The team believes that a Parkinson's pandemic could result from demographics and by-products of industrialization, which are key factors in the spread of disorders.
According to a study published in the Parkinson's Journal, between 1990 and 2015, the number of people with Parkinson's disease doubled to over 6 million. This figure is expected to double by more than 12 million by 2040, mainly driven by aging.
Other factors considered include increased longevity and an increase in industrialization, which could increase to over 17 million, as life expectancy has risen over the last two decades in six years and the trend is that more and more people will be over 65 years of age.
Other aspects that affect contact with pesticides, solvents and heavy metals, and good nutrition can also be a risk.
Responsible researchers E. Ray Dorseya, Todd Shererb, Michael S. Okunc and Bastiaan R. Bloemd said that in order to limit this worrying future, it is important that we do more efforts at the public level.
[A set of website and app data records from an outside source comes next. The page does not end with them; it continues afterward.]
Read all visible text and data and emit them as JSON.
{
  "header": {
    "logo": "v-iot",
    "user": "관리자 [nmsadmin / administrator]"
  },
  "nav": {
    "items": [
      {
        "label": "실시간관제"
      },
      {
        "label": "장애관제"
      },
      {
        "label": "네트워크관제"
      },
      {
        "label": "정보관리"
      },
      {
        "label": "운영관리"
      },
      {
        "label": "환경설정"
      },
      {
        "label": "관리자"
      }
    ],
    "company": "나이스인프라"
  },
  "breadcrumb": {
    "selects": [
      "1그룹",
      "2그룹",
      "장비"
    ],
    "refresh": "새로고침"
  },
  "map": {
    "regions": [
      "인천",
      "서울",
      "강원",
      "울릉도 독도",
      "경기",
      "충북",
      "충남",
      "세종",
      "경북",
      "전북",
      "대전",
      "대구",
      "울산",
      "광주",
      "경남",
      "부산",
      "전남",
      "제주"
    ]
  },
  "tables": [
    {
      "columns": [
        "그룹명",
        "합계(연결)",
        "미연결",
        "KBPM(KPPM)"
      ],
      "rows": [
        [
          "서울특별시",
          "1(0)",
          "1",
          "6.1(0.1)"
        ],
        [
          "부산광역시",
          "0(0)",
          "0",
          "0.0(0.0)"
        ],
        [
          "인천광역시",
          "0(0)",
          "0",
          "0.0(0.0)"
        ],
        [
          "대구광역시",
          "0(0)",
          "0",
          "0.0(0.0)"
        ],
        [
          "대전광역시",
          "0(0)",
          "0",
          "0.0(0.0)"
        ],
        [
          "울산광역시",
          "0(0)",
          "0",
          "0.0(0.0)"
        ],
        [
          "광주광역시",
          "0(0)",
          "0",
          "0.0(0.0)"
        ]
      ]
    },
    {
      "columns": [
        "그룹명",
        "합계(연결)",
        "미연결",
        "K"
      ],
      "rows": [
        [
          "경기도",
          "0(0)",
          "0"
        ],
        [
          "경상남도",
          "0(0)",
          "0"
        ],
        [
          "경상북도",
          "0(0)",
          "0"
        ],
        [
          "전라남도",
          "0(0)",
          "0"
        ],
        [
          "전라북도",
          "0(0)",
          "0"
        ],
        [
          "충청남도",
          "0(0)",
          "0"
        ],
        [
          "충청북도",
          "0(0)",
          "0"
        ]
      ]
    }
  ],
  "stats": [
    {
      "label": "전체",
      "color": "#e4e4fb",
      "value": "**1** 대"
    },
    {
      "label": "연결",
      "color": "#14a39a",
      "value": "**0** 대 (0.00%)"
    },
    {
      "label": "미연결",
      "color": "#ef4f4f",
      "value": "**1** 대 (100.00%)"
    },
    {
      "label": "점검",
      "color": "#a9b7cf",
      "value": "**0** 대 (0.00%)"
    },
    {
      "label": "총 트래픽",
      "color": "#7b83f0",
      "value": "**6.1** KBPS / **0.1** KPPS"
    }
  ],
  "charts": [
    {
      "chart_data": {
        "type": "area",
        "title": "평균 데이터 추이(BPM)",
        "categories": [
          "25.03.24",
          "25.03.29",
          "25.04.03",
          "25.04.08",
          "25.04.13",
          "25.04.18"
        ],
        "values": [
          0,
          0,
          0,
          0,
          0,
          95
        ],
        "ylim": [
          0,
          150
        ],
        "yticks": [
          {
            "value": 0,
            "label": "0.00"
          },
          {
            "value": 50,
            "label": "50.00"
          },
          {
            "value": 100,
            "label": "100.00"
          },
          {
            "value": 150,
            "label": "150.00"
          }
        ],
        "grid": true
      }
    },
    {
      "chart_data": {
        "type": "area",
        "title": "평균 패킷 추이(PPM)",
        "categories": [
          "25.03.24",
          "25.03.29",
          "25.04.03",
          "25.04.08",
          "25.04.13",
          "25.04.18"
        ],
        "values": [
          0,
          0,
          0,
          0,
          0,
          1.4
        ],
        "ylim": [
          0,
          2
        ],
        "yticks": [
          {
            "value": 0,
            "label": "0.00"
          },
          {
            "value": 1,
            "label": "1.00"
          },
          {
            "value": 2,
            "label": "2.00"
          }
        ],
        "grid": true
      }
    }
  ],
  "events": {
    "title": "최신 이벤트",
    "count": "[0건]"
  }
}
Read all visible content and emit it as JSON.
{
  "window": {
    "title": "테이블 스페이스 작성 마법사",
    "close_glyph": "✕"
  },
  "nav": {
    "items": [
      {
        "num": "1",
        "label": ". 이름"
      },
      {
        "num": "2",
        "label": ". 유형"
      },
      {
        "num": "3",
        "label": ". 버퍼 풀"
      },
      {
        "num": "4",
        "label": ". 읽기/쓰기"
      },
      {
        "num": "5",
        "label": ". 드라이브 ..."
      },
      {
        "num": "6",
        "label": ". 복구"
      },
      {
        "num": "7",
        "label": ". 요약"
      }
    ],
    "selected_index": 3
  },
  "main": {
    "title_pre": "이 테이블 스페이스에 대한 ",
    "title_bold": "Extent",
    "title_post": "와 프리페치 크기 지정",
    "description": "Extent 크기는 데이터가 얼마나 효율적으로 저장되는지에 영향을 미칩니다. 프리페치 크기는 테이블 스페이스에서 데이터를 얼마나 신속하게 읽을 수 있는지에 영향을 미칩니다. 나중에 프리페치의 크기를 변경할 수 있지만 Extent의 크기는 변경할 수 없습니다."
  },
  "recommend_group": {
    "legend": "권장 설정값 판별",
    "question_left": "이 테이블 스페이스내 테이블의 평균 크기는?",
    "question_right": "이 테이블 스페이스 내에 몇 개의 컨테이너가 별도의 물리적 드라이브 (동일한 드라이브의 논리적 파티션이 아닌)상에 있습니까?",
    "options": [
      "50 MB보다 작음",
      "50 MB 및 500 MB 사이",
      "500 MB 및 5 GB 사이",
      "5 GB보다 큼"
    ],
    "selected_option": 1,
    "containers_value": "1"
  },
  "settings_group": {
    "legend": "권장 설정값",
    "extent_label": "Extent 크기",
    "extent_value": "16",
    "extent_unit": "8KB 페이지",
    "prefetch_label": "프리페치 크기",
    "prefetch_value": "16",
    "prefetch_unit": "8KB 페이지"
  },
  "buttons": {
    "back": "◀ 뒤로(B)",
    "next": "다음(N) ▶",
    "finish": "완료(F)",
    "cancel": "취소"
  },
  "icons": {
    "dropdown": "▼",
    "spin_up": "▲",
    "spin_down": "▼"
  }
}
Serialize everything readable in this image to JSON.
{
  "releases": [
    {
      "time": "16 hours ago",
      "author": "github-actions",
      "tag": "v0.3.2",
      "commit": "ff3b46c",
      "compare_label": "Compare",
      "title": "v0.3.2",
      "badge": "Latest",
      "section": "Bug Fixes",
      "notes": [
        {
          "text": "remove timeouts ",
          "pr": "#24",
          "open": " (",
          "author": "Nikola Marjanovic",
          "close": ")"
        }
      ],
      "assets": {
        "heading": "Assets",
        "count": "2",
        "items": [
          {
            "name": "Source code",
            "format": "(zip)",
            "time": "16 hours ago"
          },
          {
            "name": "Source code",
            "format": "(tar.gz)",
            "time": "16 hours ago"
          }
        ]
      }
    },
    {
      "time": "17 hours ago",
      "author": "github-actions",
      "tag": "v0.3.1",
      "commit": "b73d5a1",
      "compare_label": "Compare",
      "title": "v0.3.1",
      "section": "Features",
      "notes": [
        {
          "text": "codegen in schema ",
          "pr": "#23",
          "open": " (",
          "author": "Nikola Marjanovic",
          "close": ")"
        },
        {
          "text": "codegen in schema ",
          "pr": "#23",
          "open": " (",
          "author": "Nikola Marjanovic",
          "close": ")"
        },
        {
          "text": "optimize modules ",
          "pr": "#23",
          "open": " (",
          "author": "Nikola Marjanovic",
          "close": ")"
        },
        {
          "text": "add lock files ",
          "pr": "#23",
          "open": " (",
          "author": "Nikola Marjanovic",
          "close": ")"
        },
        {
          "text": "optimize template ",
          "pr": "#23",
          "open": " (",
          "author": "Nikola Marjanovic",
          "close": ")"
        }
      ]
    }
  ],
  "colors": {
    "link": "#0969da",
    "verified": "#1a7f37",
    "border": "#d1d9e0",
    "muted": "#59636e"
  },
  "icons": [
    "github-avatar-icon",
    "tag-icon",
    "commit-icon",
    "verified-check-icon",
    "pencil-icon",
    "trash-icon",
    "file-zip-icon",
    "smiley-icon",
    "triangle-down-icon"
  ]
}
"Neurological disorders are now the main source of disability in the world; those who have faster growth are also neurological. Industrialization creates a Parkinson's pandemic that will require intensified action to stop it, as well as targeted planning (problem)."